:: What you will do ::
The response should consist of the records that follow, repeated exactly.

------------------------------------------------

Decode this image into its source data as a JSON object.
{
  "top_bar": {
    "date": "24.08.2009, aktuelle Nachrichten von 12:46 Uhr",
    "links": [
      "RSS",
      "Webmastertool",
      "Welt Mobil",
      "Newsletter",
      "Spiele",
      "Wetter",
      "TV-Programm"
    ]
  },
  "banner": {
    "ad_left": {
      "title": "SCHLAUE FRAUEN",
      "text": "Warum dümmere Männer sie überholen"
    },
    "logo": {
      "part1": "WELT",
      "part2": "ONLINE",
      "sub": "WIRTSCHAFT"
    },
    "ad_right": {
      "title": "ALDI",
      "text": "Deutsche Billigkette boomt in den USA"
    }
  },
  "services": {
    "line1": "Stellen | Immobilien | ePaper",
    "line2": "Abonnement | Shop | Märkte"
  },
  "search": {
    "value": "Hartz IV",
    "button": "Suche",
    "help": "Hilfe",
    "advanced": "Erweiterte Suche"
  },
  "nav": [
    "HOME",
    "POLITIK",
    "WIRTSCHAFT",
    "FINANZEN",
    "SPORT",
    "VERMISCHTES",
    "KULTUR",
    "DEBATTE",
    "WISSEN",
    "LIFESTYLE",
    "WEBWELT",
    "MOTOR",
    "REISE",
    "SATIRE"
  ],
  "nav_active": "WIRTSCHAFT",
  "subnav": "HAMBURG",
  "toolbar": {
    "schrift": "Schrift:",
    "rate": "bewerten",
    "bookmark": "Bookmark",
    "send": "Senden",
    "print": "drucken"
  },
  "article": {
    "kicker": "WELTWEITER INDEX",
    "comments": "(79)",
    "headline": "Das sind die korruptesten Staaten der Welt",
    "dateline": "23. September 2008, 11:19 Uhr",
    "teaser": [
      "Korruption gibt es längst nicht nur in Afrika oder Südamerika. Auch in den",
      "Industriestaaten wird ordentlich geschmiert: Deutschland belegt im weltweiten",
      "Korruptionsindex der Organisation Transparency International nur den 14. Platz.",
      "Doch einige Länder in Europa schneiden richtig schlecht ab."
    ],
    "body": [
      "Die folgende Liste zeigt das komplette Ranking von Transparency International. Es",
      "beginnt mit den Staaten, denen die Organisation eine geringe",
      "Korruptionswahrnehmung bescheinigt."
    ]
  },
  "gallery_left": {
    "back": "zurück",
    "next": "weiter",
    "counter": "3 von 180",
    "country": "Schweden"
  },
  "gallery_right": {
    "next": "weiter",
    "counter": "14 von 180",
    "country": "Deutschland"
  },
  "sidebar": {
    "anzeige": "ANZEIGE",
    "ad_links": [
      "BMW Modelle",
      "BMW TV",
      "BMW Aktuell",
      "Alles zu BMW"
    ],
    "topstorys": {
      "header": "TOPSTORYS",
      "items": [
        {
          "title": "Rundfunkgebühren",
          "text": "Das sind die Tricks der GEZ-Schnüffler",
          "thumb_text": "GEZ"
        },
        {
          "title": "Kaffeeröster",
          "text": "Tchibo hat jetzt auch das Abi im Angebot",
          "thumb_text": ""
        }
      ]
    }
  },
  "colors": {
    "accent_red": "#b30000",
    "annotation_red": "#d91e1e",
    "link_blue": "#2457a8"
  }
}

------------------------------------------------

:: Solution below ::
Decode this image into its source data as a JSON object.
{
  "top_bar": {
    "date": "24.08.2009, aktuelle Nachrichten von 12:46 Uhr",
    "links": [
      "RSS",
      "Webmastertool",
      "Welt Mobil",
      "Newsletter",
      "Spiele",
      "Wetter",
      "TV-Programm"
    ]
  },
  "banner": {
    "ad_left": {
      "title": "SCHLAUE FRAUEN",
      "text": "Warum dümmere Männer sie überholen"
    },
    "logo": {
      "part1": "WELT",
      "part2": "ONLINE",
      "sub": "WIRTSCHAFT"
    },
    "ad_right": {
      "title": "ALDI",
      "text": "Deutsche Billigkette boomt in den USA"
    }
  },
  "services": {
    "line1": "Stellen | Immobilien | ePaper",
    "line2": "Abonnement | Shop | Märkte"
  },
  "search": {
    "value": "Hartz IV",
    "button": "Suche",
    "help": "Hilfe",
    "advanced": "Erweiterte Suche"
  },
  "nav": [
    "HOME",
    "POLITIK",
    "WIRTSCHAFT",
    "FINANZEN",
    "SPORT",
    "VERMISCHTES",
    "KULTUR",
    "DEBATTE",
    "WISSEN",
    "LIFESTYLE",
    "WEBWELT",
    "MOTOR",
    "REISE",
    "SATIRE"
  ],
  "nav_active": "WIRTSCHAFT",
  "subnav": "HAMBURG",
  "toolbar": {
    "schrift": "Schrift:",
    "rate": "bewerten",
    "bookmark": "Bookmark",
    "send": "Senden",
    "print": "drucken"
  },
  "article": {
    "kicker": "WELTWEITER INDEX",
    "comments": "(79)",
    "headline": "Das sind die korruptesten Staaten der Welt",
    "dateline": "23. September 2008, 11:19 Uhr",
    "teaser": [
      "Korruption gibt es längst nicht nur in Afrika oder Südamerika. Auch in den",
      "Industriestaaten wird ordentlich geschmiert: Deutschland belegt im weltweiten",
      "Korruptionsindex der Organisation Transparency International nur den 14. Platz.",
      "Doch einige Länder in Europa schneiden richtig schlecht ab."
    ],
    "body": [
      "Die folgende Liste zeigt das komplette Ranking von Transparency International. Es",
      "beginnt mit den Staaten, denen die Organisation eine geringe",
      "Korruptionswahrnehmung bescheinigt."
    ]
  },
  "gallery_left": {
    "back": "zurück",
    "next": "weiter",
    "counter": "3 von 180",
    "country": "Schweden"
  },
  "gallery_right": {
    "next": "weiter",
    "counter": "14 von 180",
    "country": "Deutschland"
  },
  "sidebar": {
    "anzeige": "ANZEIGE",
    "ad_links": [
      "BMW Modelle",
      "BMW TV",
      "BMW Aktuell",
      "Alles zu BMW"
    ],
    "topstorys": {
      "header": "TOPSTORYS",
      "items": [
        {
          "title": "Rundfunkgebühren",
          "text": "Das sind die Tricks der GEZ-Schnüffler",
          "thumb_text": "GEZ"
        },
        {
          "title": "Kaffeeröster",
          "text": "Tchibo hat jetzt auch das Abi im Angebot",
          "thumb_text": ""
        }
      ]
    }
  },
  "colors": {
    "accent_red": "#b30000",
    "annotation_red": "#d91e1e",
    "link_blue": "#2457a8"
  }
}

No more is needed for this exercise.